Vaughan Williams: Symphonies 5 & 8
Mark Elder’s way with Vaughan Williams’s Fifth Symphony is one of those interpretations that grows with repeated hearings. As expected from the current Hallé vintage, it’s finely played in every department, with true live-recording atmosphere (plus a decently quiet concert audience). It’s also unusually tight-reined, with tempos on the quick-ish side, so that the work’s four-movement sequence unfolds with smooth loveliness – and also might risk sounding too perfunctory to connect with the quiet depths behind the music’s surface. Yet those depths come across as truly as in any other performance I’m aware of: the Romanza third movement is every bit as haunting here as it should be.
In the second-movement Scherzo, most conductors opt for a tempo a notch or two below Vaughan Williams’s Presto misterioso marking: Elder gets closer, with flickering and fantastical results.

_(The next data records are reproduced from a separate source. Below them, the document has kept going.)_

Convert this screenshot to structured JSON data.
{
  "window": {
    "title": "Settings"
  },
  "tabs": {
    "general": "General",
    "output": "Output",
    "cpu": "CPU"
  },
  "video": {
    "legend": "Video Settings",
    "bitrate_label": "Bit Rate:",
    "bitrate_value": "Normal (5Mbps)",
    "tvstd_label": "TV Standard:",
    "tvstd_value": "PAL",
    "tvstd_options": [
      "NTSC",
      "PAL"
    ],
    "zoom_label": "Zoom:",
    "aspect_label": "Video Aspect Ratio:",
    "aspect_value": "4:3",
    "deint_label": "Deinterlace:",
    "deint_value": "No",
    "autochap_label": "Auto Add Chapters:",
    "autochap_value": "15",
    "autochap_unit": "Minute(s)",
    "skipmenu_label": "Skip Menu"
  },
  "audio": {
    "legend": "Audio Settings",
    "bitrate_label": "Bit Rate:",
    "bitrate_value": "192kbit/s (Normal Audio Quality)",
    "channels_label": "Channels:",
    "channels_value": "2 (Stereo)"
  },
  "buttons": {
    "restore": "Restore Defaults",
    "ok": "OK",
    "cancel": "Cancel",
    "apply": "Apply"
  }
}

The Passacaglia finale, too, can often seem a rather heavy-footed journey towards its serene conclusion – a situation that is here deftly side-stepped, while the music’s decisive turn into the last variation in the sequence is beautifully judged.
The Eighth Symphony is a rarity neglected to the point of ridiculousness – perhaps because the musical world still can’t quite believe that Vaughan Williams could explore such a fruitful vein of wry inventiveness in his early eighties, or create a scherzo movement of such speedy virtuosity (the music matches Shostakovich in that department). This studio recording maybe just misses the strong characterisation that makes André Previn’s recording with the London Symphony Orchestra so remarkable (on RCA, though currently unavailable). It’s excellent nonetheless.